Dordt’s fall club fair took place in the Grille on Sept. 27. In a new step this year, the event showcased both Dordt clubs and the various small Bible study groups meeting around campus.
Above club posters, the projector that would later display songs for Praise and Worship showed information for almost 40 different Bible studies.
Most Bible studies listed specific target audiences: the dance team, Korean community, certain wings, freshmen girls, or simply “people searching for joy.”
Megan Van Den Berg is the senior chair of Dordt’s Student Government and has been working in various positions of the organization since her sophomore year.
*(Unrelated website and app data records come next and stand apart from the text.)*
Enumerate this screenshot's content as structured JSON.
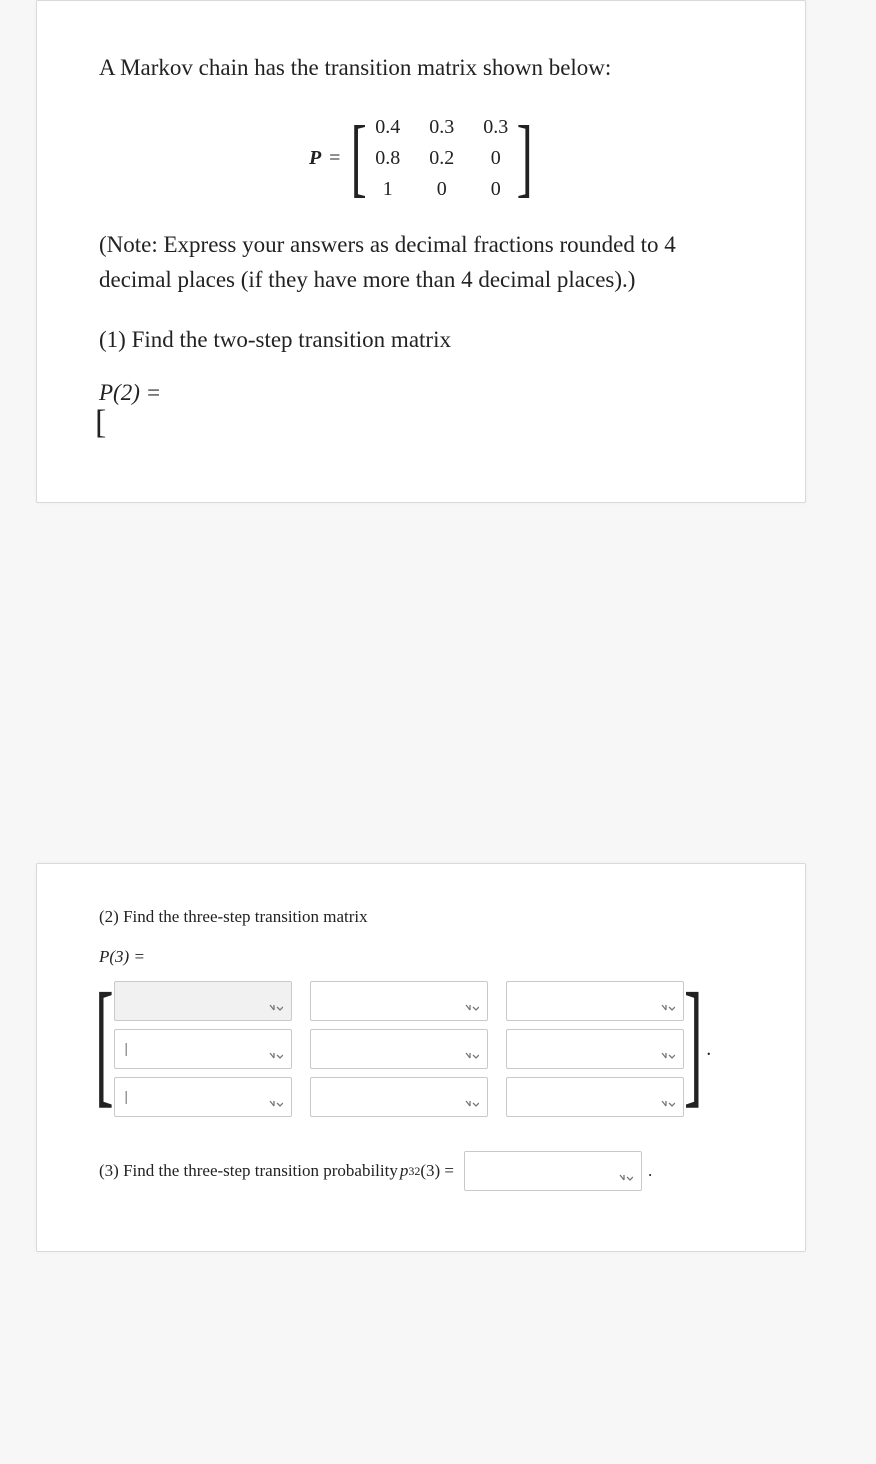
{
  "top": {
    "intro": "A Markov chain has the transition matrix shown below:",
    "matrix_label": "P",
    "equals": "=",
    "matrix": {
      "r1c1": "0.4",
      "r1c2": "0.3",
      "r1c3": "0.3",
      "r2c1": "0.8",
      "r2c2": "0.2",
      "r2c3": "0",
      "r3c1": "1",
      "r3c2": "0",
      "r3c3": "0"
    },
    "note": "(Note: Express your answers as decimal fractions rounded to 4 decimal places (if they have more than 4 decimal places).)",
    "q1": "(1) Find the two-step transition matrix",
    "p2label": "P(2) =",
    "open_bracket": "["
  },
  "bottom": {
    "q2": "(2) Find the three-step transition matrix",
    "p3label": "P(3) =",
    "cells": {
      "r1c1": "",
      "r1c2": "",
      "r1c3": "",
      "r2c1": "|",
      "r2c2": "",
      "r2c3": "",
      "r3c1": "|",
      "r3c2": "",
      "r3c3": ""
    },
    "period": ".",
    "q3_prefix": "(3) Find the three-step transition probability ",
    "q3_symbol": "p",
    "q3_sub": "32",
    "q3_arg": "(3) =",
    "q3_value": "",
    "q3_dot": "."
  }
}
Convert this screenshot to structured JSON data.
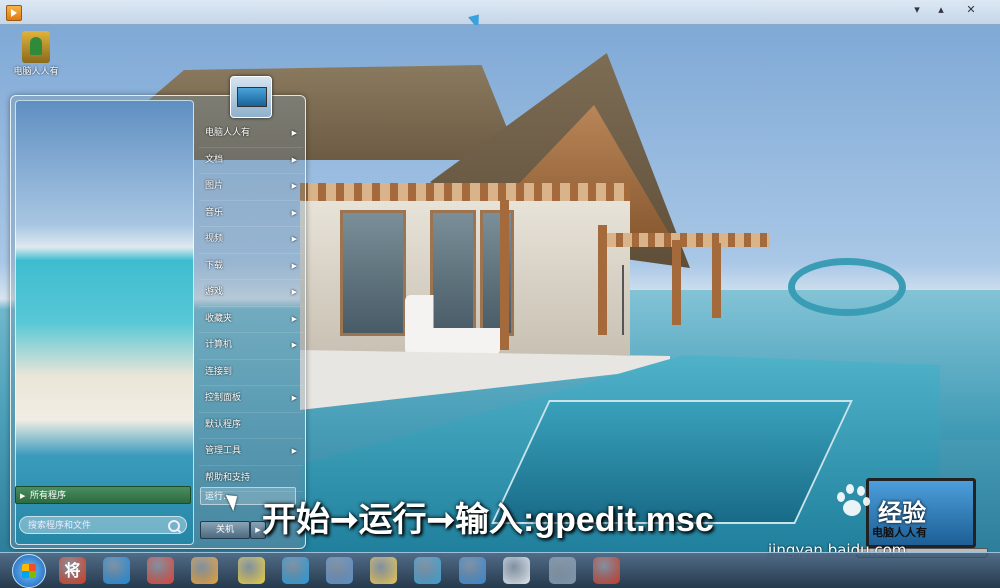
{
  "desktop": {
    "icon_label": "电脑人人有"
  },
  "start_menu": {
    "right_items": [
      {
        "label": "电脑人人有",
        "has_arrow": true
      },
      {
        "label": "文档",
        "has_arrow": true
      },
      {
        "label": "图片",
        "has_arrow": true
      },
      {
        "label": "音乐",
        "has_arrow": true
      },
      {
        "label": "视频",
        "has_arrow": true
      },
      {
        "label": "下载",
        "has_arrow": true
      },
      {
        "label": "游戏",
        "has_arrow": true
      },
      {
        "label": "收藏夹",
        "has_arrow": true
      },
      {
        "label": "计算机",
        "has_arrow": true
      },
      {
        "label": "连接到",
        "has_arrow": false
      },
      {
        "label": "控制面板",
        "has_arrow": true
      },
      {
        "label": "默认程序",
        "has_arrow": false
      },
      {
        "label": "管理工具",
        "has_arrow": true
      },
      {
        "label": "帮助和支持",
        "has_arrow": false
      }
    ],
    "run_label": "运行...",
    "all_programs_label": "所有程序",
    "search_placeholder": "搜索程序和文件",
    "shutdown_label": "关机",
    "shutdown_arrow": "▶"
  },
  "caption": "开始➞运行➞输入:gpedit.msc",
  "watermark": {
    "brand": "经验",
    "url": "jingyan.baidu.com",
    "laptop_text": "电脑人人有"
  },
  "window_controls": {
    "minimize": "▾",
    "maximize": "▴",
    "close": "✕"
  },
  "taskbar": {
    "items": [
      {
        "name": "start-orb-icon",
        "color": "#1a5fb0"
      },
      {
        "name": "jiang-app-icon",
        "label": "将",
        "color": "#d63a1e"
      },
      {
        "name": "internet-explorer-icon",
        "color": "#1f8ad8"
      },
      {
        "name": "chrome-icon",
        "color": "#db4437"
      },
      {
        "name": "media-player-icon",
        "color": "#e8a33b"
      },
      {
        "name": "note-folder-icon",
        "color": "#e9cf4a"
      },
      {
        "name": "browser-360-icon",
        "color": "#2a9ad6"
      },
      {
        "name": "remote-desktop-icon",
        "color": "#5c8fc7"
      },
      {
        "name": "file-explorer-icon",
        "color": "#e8c55a"
      },
      {
        "name": "pinwheel-icon",
        "color": "#3fa0d0"
      },
      {
        "name": "dots-app-icon",
        "color": "#3a87cf"
      },
      {
        "name": "paint-icon",
        "color": "#e0e6ee"
      },
      {
        "name": "settings-gear-icon",
        "color": "#7f97ad"
      },
      {
        "name": "red-app-icon",
        "color": "#c53b2c"
      }
    ]
  }
}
In terms of last year’s fair, she said, “I was flying blind; I had no idea what I was doing.”
This year the club fair took place a month earlier—a good thing, Van Den Berg said—and collaborated with student ministries to publicize both clubs and Bible studies on campus.
She and the rest of the 17-member board meet every Wednesday with different departments on campus. They use those opportunities to connect with campus organizations—like Dordt Dining Services or computer services—to give and receive feedback.
Van Den Berg described the role of Student Government as a “mediator” and said that this year they are “vamping up” after their name change from Student Symposium. One goal is to make themselves more known and connect with students to get feedback and develop their role as mediator.
At the club fair, many booths present gave out candy and information about their respective events and meetings. Most had some form of sign-up sheet where students could put down their name and contact information. Even the Dordt College Communist Party had a display and pile of “rations”—though without a representative, as usual.
Chloe Hansum ran both the Science and Faith Club and the Sustainability Committee displays at the club fair. She said the fair is a great event to build up club members and awareness.
Representatives of the Swing Dance Club broke out into dance several times throughout the evening and the new Roundnet Club had a spikeball net leaning against their table.
To help promote the event, Student Government gave each club present $30 and had free popcorn available for students. Van Den Berg was at the Grille an hour and a half before the fair’s start, talking to clubs and making sure everything went smoothly.
Less than half an hour after the tables finished breaking down, students singing at Thursday night Praise and Worship replaced the small group display and club booths.